Rethinking What Orchestra Music Means to Those Under 40
The world has changed over the past 40 years since Don McLean recorded “American Pie” –the day the music died.
I don't think we need to start any riots to get those under 40 into the concert hall. Nor do I think we need to abandon what we have (and the audience that loves it) just to get a younger audience in attendance. However, I do think there are some things we should think about when approaching the problem --mainly, the ways that the changing cultural landscape has created a very different way of thinking about and interacting with the world as a whole for those under 40.
The last four decades have seen a huge shift in the way we think and interact with each other. People who are less than 40 years old were not yet born when Neil Armstrong took the first steps on the moon (1969). While they may have been old enough to remember when MTV came out (1981), they weren't yet into their teens. The term 'personal computer' was used as early as 1972, and the first IBM PC was sold to the public in August 1981. In 1975 sales of microwave ovens exceed sales of gas ranges. In 1989 the internet was made public and by 1992 Delphi was the first to offer internet connectivity for a fee. Children born 40 years ago would JUST be turning 20 as the internet was exploding. They couldn't legally drink alcohol in the United States.
In the last ten years alone, we have seen the internet move from a luxury item to standard line item on our phone bill. Record companies have shifted from fighting the war against downloaded music, to digital delivery as their primary source of income. Music lovers who are under the age of 40 have a very different view of life than those over 40.
The reason these differences are important lies in the way they shape how we think. People under 40 don't think about whether the frozen dinner they purchase in the store comes in a microwavable dish. It just does! They don't wonder if they're going to be able to call someone when they leave for holiday. They know they'll have their phone, so of course they can call. And music has ALWAYS had video. They may choose to listen without watching the corresponding video, but having video and music together doesn't seem at all incongruous.
There has been a lot of talk about what we need to do to get younger people into the concert hall. We know they like classical music because classical music downloads are a solid share of the music market. We know they like classical music because their video games and films are filled with classical music, albeit modern compositions --not the standard repertoire we typically hear in the concert hall. Still, the youth of today LIKE classical music. Final Fantasy came out in 1987 with a full orchestral score. Zelda came out in 1989 and its score is making the circuit of orchestras around the world. Diablo III just came out this year and the sound track can be purchased separately. The young are NOT people who avoid classical music.
So why aren't they coming into the concert hall?
A potential reason is the atmosphere isn't conducive to their way of enjoying music. They are comfortable with multimedia during performances. They want to feel a connection with the musicians. They want to be able to express themselves, through cheering and applause during a performance.

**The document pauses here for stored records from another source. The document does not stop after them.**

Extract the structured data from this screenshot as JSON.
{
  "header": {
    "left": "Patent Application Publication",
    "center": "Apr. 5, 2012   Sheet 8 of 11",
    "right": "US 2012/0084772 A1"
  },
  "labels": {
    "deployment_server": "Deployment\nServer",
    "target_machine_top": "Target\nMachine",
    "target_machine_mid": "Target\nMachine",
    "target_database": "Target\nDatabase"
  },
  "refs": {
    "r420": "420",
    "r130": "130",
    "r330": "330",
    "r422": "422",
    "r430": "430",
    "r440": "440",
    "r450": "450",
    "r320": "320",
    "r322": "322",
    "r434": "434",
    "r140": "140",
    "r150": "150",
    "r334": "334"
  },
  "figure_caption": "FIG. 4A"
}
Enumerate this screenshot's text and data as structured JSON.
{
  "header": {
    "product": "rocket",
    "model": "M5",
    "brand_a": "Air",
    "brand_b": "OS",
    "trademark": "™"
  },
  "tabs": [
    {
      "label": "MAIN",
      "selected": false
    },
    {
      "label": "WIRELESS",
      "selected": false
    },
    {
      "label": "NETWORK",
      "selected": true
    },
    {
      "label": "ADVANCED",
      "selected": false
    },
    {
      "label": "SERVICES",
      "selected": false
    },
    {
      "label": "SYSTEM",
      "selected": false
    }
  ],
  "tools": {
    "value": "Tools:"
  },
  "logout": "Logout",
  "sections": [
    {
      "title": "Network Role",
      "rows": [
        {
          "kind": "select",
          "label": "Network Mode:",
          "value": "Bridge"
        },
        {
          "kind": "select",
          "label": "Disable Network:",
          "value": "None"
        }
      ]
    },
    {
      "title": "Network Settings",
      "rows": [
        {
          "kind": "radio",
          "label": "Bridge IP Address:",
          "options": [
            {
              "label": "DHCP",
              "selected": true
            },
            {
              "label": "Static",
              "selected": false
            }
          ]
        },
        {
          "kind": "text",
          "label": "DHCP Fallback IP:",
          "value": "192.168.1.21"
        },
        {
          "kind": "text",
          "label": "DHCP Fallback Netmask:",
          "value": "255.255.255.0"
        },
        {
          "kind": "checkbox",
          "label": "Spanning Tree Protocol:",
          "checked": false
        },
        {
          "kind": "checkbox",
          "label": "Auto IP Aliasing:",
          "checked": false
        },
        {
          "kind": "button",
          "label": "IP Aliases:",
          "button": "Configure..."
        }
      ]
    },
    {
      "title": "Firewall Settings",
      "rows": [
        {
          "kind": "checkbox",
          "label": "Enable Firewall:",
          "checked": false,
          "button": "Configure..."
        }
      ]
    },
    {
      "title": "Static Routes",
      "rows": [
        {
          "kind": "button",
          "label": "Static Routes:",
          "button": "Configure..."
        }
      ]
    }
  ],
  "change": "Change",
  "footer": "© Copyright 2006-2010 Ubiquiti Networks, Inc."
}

However, creating an atmosphere of boisterous music and fans, isn't likely to be the kind of experience those over 40 are much interested in. Current orchestra audiences are accustomed to attending concerts solely for the music. There is a power in the music they resonate with which doesn't need any additional trappings to make a connection.
Audiences haven't always been like they are now. In Stravinsky's time there was a shift from noise as common place in the hall, to reserved and reflective audience engagement with the music. Unless you're over 110 years old, you probably don't remember a time when the audience regularly applauded between movements, or broke out in cheers after a particularly good instrumental solo.
It is unlikely we're going to convince the under 40 crowd to accept the current model of performance. It is just as inappropriate to throw out the current model for something else. We need at least two different styles of performances, each engaging a different type of audience. Just as churches in the 60's and 70's began to use folk music with guitars to 'woo' a younger audience back to church, orchestras need to re-think the way they perform for a younger audience. And, just as the churches didn't just throw out the organ for folk music, but rather created one folk service for one ‘audience’ appeal and another 'traditional' service to target their existing ‘audience,’ orchestras need to target the different audiences with different styles of concert experiences.
Different concert styles don’t call for different programming. There are plenty over 40 who like adventurous programming, as there are many under 40 who like Bach, Beethoven, and Brahms. The key is to create an atmosphere that is comfortable for the crowd you are trying to attract. If the Wednesday night audience is when most of the 'regulars' come to the concert hall, then keep Wednesday night performance just as it is. Make Tuesday or Thursday night performance something different.
The difference doesn't have to be multimedia either. But, if there is a way to include video into the budget, visuals are a large part of the current music landscape for those under 40, particularly in the concert setting. Casual dress for the orchestra is another option. I'm not talking about ragged jeans and t-shirts, but nice clothes that aren't the standard white tie we see today. Having a 'happy hour' where the lobby and bar are open an hour (to two) before the performance works. Get some of the musicians to mingle an hour before the performance!
There are many more ideas out there that would work. We do need to do something. I believe we need to frame the discussion with an understanding of the world the under 40's inhabit, and an acknowledgement that culture is a changing beast. We must acknowledge that or risk becoming culturally irrelevant.